As the world grapples with the containment of diseases such as Ebola, there is another epidemic that demands attentive responses, policies, and actions. It is one of grave proportions regarding the violation of basic civil and human rights in black communities across the United States. These violations end all too often in abuse, incarceration, and death.
Recent events in Ferguson after the death on August 9 of 18-year-old Michael Brown at the hands of white police officer Darren Wilson in the suburb of St Louis, Missouri, have brought this crisis into sharp focus.
There is no way to discuss what has happened in Ferguson without addressing systemic structural and institutional racism. This includes the politics of poverty that presents the poor as complicit in their own deaths, missed educational opportunities, and economic ceilings.
In Brown’s case, insinuation and innuendo suggested he had stolen goods from a store and was a “thug”. At the same time, a narrative regarding education developed that labelled Brown as yet another black, unmotivated student.
In fact, he managed to graduate from a high school with one of the highest rates of poverty, unequal resources, and violence in Missouri – all of which contribute to low student achievement, little social mobility and economic stagnation. Often these conditions reproduce cycles of generational poverty that are felt in Ferguson and other poor communities of colour. Despite this, Brown’s family indicated he was headed to college with aspirations of starting his own business.
What to tell the kids
Even though President Barack Obama gave a stirring speech on race in 2008, America still cannot talk about it. Having a black president has made race more visible, but no less difficult to discuss, particularly with our children and students. This failure has created a new generation of victims and violators.
In new research about educational inequity at Ferguson, University of Pennsylvania researcher Shaun Harper notes:
As is typical in moments of racial eruption in the US, there will be an inclination to swiftly move on – to treat Ferguson as an isolated, unfortunate event that came and went. I suspect that few P-12 [school] teachers there or elsewhere across our nation even know how to talk with children about what happened in the St Louis suburb and the larger implications of this tragedy.
In fact, one school district in Illinois has banned talk of the issues in Ferguson even though research has shown that black students personalise racism even when it is not personally happening to them. This stands in contrast to encouragement by teachers and politicians to discuss other tragedies such as 9/11, which spawned whole curricula on the subject. Students and educators deserve the truth.
In the case of the Ferguson-Florissant school district and others like it, Harper says that: “Ferguson had structural problems that systematically disadvantage black families and youth long before a white police officer killed an unarmed black teenager.”
Rebalancing inequalities in schools
Even as educational scholarship explores issues of social justice, there is little movement by those who create education policy in ameliorating inequities for those who have not been well served in schools. There must first be racial and cultural sensitivity, relevance, and awareness of institutionalised racist practices in schools.
Second, teachers must be trained with a commitment to understanding and creating diversity, inclusive practice in schools, and a fostering of social relations across cultures. In addition, there must be continual dialogue and supportive, safe spaces in which youth and communities can process what happened.

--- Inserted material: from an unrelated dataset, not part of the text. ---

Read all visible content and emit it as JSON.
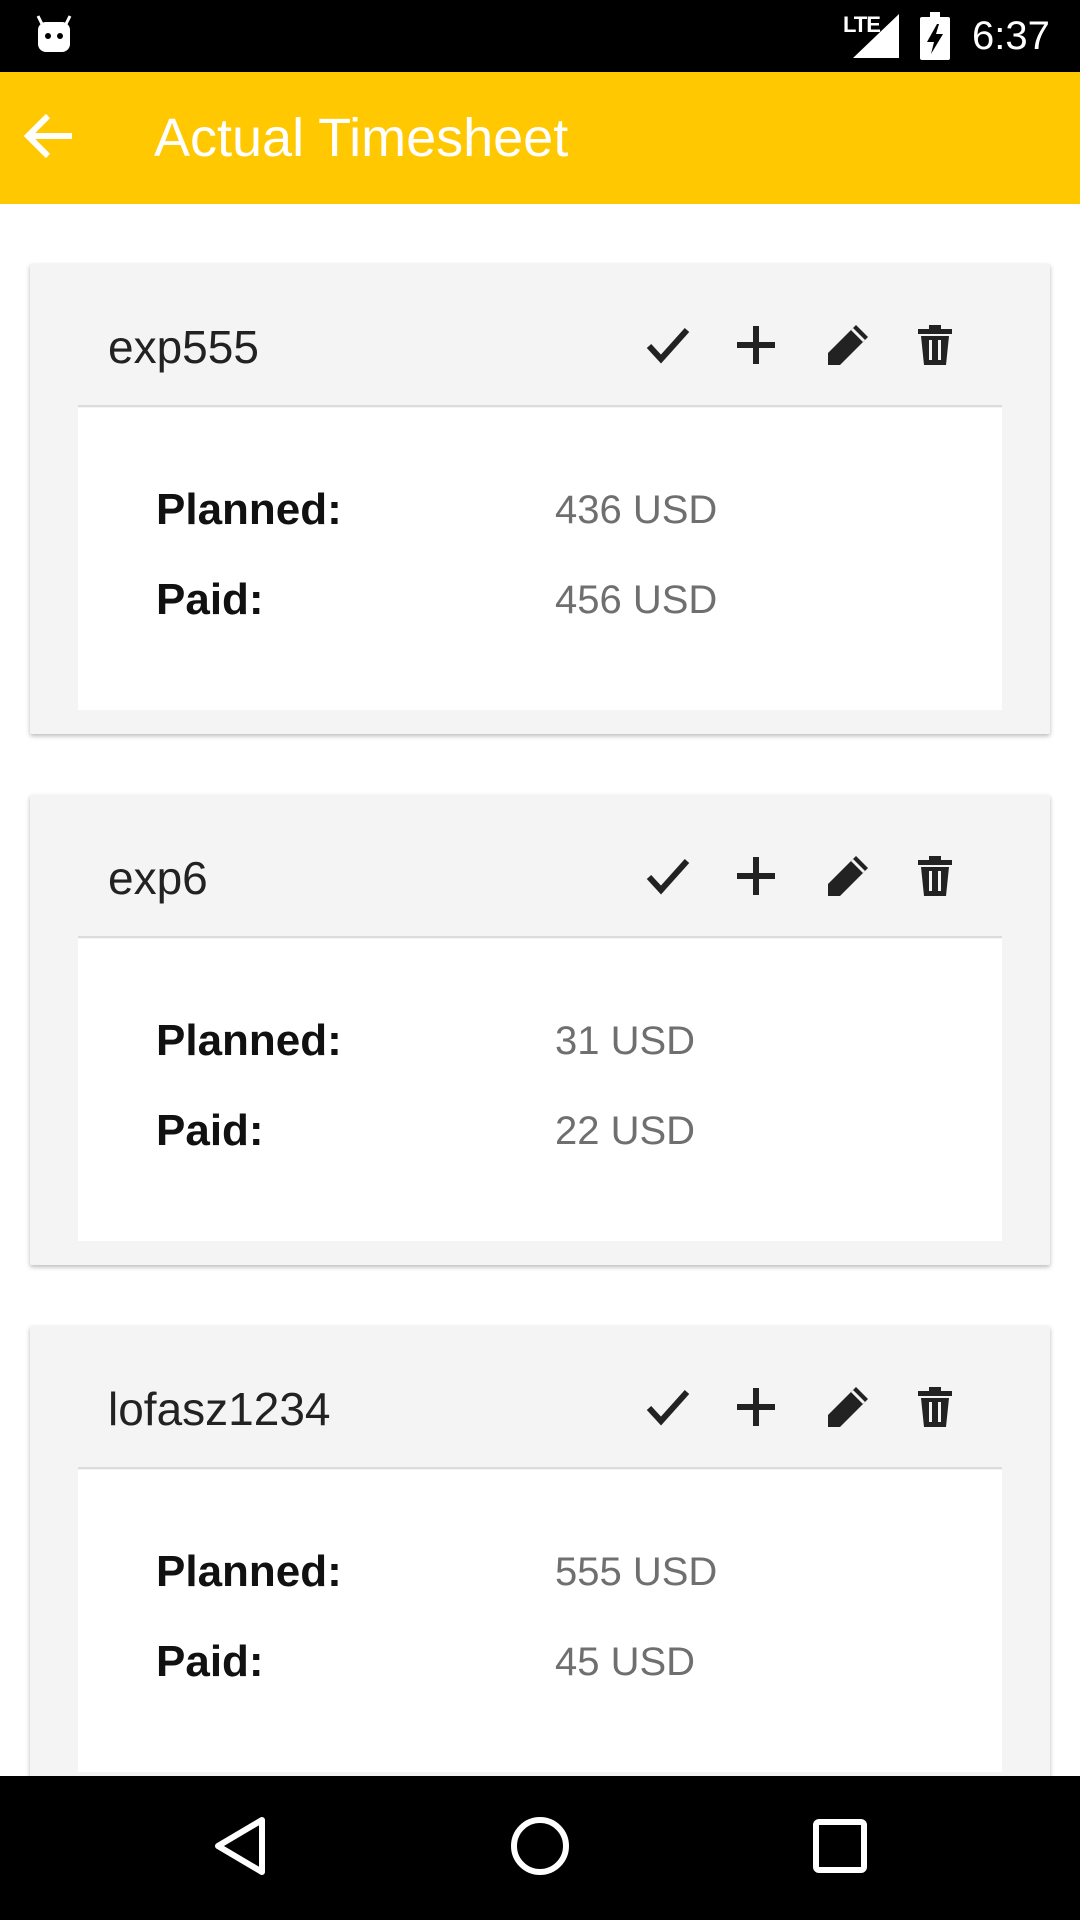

The “wronged” parties – in this case black communities – should be involved in school curricula and policy. Although the concept of social justice remains a somewhat inchoate idea, the black community has a long history built around the constructs of advocacy, justice, and social change in schools and communities.
A history of abuse
Ferguson is only the newest failure of the larger society to substantially address these issues. Growing up in Birmingham, Alabama, I know something about the impact of race and racism that manifests as a right to protest, demonstrate and protect oneself from harm. I recall an eerily familiar scene of 1960s: water hoses, now juxtaposed against current images of bullets and tear gas. These were crimes against humanity in heavy-handed shows of militarised force against those who dare to be wounded, fatigued, angered, and have the audacity to shine a spotlight on violence.
Brown’s funeral on August 25 drew a crowd of more than 4,000 to not only say goodbye, but also to show solidarity amid cries and tears for justice and restoration. Similarly, thousands attended the funeral of 14-year-old Emmett Till, who was lynched in 1955 Mississippi. Brown’s tale also has overtones of another St Louis period of unrest in 1968 at the unjust killing of another black man, Dr Martin Luther King.
And in this latest experience of déjà vu, the results are the same: the stripping of worth and humanity, the devaluation of the black life, and the criminalisation of youth of colour.
More than anything, Brown’s death has dispelled the myth of a post-racial world and revealed just how real racism is. It seems that “democracy requires hard work that we seem less and less willing to do”, a point argued by Yale law professor Stephen Carter his book Civility. Some would rather dehumanise and shame the victim of colour through misrepresentations, half-truths and outright lies than get down to that hard work.